THE EARTH is surrounded by a blanket of air, called the atmosphere. The atmosphere is a thin layer of gases that envelope the Earth. The gases are held close to the earth by gravity and the thermal movement of air molecules. Life on Earth is supported by the atmosphere, solar energy, and the magnetic fields. Five layers have been identified in the atmosphere, using thermal characteristics, chemical composition, movement, and density. The atmosphere is divided into the troposphere, the stratosphere, the mesosphere, the thermosphere, and the exosphere. The thermosphere, from the Greek word (thermos) for heat, is the fourth atmospheric layer from Earth, separated from the mesosphere by the mesopause. It begins about 50 mi. (80 km.) above the Earth and is the layer of the atmosphere directly above the mesosphere and below the exosphere. The lower part of the thermosphere, from 50 to 342 mi. (80 to 550 km.) above the Earth's surface, contains the ionosphere, which is the region of the atmosphere that is filled with charged particles. Beyond the ionosphere, extending out to perhaps 6,214 mi. (10,000 km.), is the exosphere.
The Earth's thermosphere is the layer of the atmosphere that is first exposed to the sun's radiation and so is first heated by the sun; it is the hottest layer of the atmosphere. Within the thermosphere, temperatures rise continually to well beyond 1,832 degrees F
(1,000 degrees C). In the thermosphere, ultraviolet radiation causes ionization. At these high altitudes, the residual atmospheric gases sort into strata according to their molecular mass. Thermospheric temperatures increase with altitude as a result of the absorption of highly energetic solar radiation by the small amount of residual oxygen present. Temperatures in the thermosphere are highly dependent on solar activity. Radiation causes the air particles in this layer to become electrically charged, enabling radio waves to bounce off and be received beyond the horizon.

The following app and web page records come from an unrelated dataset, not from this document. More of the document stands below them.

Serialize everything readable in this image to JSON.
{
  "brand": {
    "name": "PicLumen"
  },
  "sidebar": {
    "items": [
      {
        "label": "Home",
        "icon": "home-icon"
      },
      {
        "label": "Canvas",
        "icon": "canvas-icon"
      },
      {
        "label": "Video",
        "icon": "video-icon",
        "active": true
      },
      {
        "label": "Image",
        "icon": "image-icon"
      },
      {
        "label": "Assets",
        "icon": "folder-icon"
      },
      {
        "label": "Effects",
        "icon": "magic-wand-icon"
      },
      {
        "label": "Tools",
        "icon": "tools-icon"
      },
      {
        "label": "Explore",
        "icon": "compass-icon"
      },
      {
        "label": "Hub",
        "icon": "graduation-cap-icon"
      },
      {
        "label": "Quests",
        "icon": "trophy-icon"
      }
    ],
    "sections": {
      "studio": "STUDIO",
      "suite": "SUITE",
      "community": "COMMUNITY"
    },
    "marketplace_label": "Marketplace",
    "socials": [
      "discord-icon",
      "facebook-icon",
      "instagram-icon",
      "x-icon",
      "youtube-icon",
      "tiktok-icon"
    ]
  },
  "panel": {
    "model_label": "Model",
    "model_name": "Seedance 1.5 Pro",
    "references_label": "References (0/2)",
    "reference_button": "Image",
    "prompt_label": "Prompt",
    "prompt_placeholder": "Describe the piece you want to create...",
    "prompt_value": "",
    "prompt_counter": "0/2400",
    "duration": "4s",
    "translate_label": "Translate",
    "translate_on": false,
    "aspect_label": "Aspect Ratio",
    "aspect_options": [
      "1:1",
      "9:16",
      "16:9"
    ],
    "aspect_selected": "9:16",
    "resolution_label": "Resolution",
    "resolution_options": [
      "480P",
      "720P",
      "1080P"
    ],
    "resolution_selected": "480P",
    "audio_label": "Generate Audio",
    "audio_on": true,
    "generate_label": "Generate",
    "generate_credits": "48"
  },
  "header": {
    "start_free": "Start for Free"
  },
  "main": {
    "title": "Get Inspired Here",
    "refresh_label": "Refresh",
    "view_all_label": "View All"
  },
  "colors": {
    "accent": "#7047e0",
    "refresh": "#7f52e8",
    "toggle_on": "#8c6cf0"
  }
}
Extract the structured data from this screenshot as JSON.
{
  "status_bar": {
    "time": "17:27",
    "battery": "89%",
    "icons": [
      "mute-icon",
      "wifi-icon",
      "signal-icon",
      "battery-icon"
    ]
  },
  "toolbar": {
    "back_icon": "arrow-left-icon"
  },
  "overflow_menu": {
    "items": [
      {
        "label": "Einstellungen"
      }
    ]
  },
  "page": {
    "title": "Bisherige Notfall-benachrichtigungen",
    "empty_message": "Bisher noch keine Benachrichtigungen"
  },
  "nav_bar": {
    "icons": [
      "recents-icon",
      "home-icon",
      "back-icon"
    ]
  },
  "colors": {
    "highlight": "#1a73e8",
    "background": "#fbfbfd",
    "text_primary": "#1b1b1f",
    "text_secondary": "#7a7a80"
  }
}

The few molecules that are present in the thermosphere receive extraordinary amounts of energy from the sun, causing the layer to warm to high temperatures. Air temperature, however, is a measure of the kinetic energy of air molecules—not of the total energy stored by the air. The air is so thin that a small increase in energy can cause a large increase in temperature. Because the air is so thin within the thermosphere, such temperature values are not comparable to those of the troposphere or stratosphere. Again, because of the thin air in the thermosphere,
scientists cannot measure the temperature directly. Instead, they measure the density of the air by how much drag it puts on satellites and then use the density to determine the temperature.
Although the measured temperature is very hot, the thermosphere would actually feel very cold to humans because the total energy of the few air molecules residing there would not be enough to transfer any appreciable heat to our skin. In addition, it is so near vacuum that there is not enough contact with the few atoms of gas to transfer much heat. A normal thermometer would read significantly below 32 degrees F (0 degrees C). The dynamics of the lower thermosphere are dominated by the atmospheric tide, which is driven, in part, by the very significant diurnal heating.
The atmospheric tide dissipates above this level because molecular concentrations do not support the coherent motion needed for fluid flow. The International Space Station has a stable orbit within the upper part of the thermosphere, between 199-236 mi. (320-380 km.). The Northern Lights also occur in the thermosphere.
SEE ALSO: Atmospheric Composition; Atmospheric Vertical Structure; Climate Change, Effects.
BIBLIOGRAPHY. Lecture Notes in Plant Biology, University of Maryland, 2000; Windows to the Universe, 2000, www. windows.ucar.edu/; University Corporation for Atmospheric Research, www.wikipedia.org.
Akan Williams Covenant University
Was this article helpful?